Federal loans to “concentrated animal feeding operations” may be vulnerable to lawsuits opposing the construction of “factory farms,” according to environmental attorneys.
Public policy — rather than the free market’s “invisible hand” — has spurred the proliferation of CAFOs in the U.S., said Tarah Heinzen, an attorney with the Food & Water Watch environmental group.
Filing lawsuits can affect which facilities are funded by USDA’s Farm Service Agency and how they’re constructed, Heinzen said.
“We want to cut out the root cause of this, which is the FSA lending in a way that’s not in the public interest,” she said.
The possibility of using federal statutes to influence USDA lending to CAFOs was discussed by attorneys during the recent Public Interest Environmental Law Conference in Eugene, Ore.
The USDA’s environmental review of such loans can be challenged as cursory and insufficient under the National Environmental Policy Act.
The agency can also be faulted for failing to properly consult with the U.S. Fish and Wildlife Service about the effect of such loans on protected species, as required under the Endangered Species Act.
“We’re looking for more robust, substantive analysis,” said Kevin Cassidy, an attorney with Earthrise Law Center.
Cassidy said one serious problem is the USDA looks at CAFOs in a “piecemeal” fashion rather than examining the full impact of multiple operations.
“The biggest thing is the lack of a cumulative impacts analysis,” said Tom Buchele, an attorney with Earthrise Law Center.
Loans are becoming a target for environmental litigation because the federal government is supporting large-scale operations with more significant pollution hazards, said Heinzen.
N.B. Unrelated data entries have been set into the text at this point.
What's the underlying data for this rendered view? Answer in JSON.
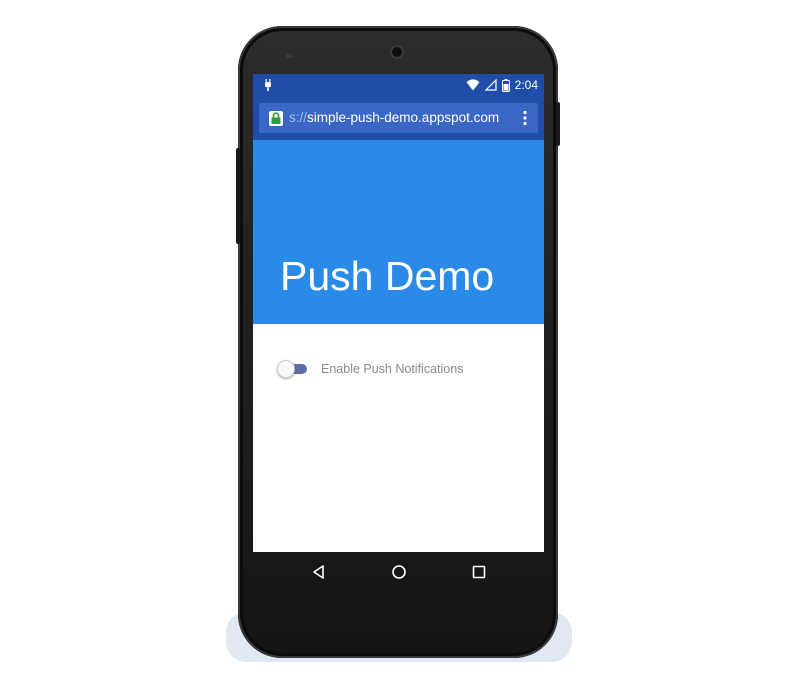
{
  "status_bar": {
    "time": "2:04",
    "icons": [
      "android-notification-icon",
      "wifi-icon",
      "signal-icon",
      "battery-icon"
    ]
  },
  "browser": {
    "url_scheme": "s://",
    "url_host": "simple-push-demo.appspot.com",
    "icons": [
      "lock-icon",
      "overflow-menu-icon"
    ]
  },
  "page": {
    "title": "Push Demo",
    "toggle_label": "Enable Push Notifications",
    "toggle_enabled": false
  },
  "nav_bar": {
    "icons": [
      "back-icon",
      "home-icon",
      "recents-icon"
    ]
  },
  "colors": {
    "status_bar": "#1f4da8",
    "omnibox": "#3a67c6",
    "hero": "#2a8ae8",
    "switch_track": "#5b6fa3",
    "label_text": "#8a8a8a"
  }
}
The value of FSA ownership loans — which are used to buy or expand farm — was roughly $3.5 billion for beef operations, $2.25 billion for chicken operations, $2 billion for dairy operations and $550 million for hog operations, according to 2017 data obtained by Food & Water Watch.
“Advocates have become more aware of the scope of federal financing,” said Heinzen.
If public money is being used for lending to CAFOs, it’s reasonable to rely on federal statutes to increase public oversight of the process, said Amy van Saun, staff attorney for the Center for Food Safety.
“Another federal hook is a good thing,” she said.
In a lawsuit over federal loans to a hog farm in Arkansas, several environmental organizations prevailed in their claims under the National Environmental Policy Act and Endangered Species Act.
The groups did not succeed, however, in winning a court order withdrawing government guarantees for the loans, which would have likely eliminated financing entirely, said Cassidy of Earthwise Law Center.
“It probably would have been the end of the farm and the judge wasn’t willing to go that far,” he said.
Even so, the lawsuit did result in the lining of manure lagoons and installation of methane gas controls, Cassidy said. “There were some real good environmental outcomes from the case.”
In another instance, the possibility of litigation forestalled loans to poultry operations in Arkansas even though no lawsuits were filed.
Environmental groups submitted a petition seeking a higher level “programmatic” study of the poultry houses being built and also made Freedom of Information Act requests about financing from USDA and the Small Business Administration.
The aggressive FOIA actions were able to “scare the bejesus” out of people seeking to build the CAFOs, and at this point, none have been funded, said Elisabeth Holmes, an attorney with Blue River Law.
“What is great is there have been no monies allocated,” she said. “We consider this a victory.”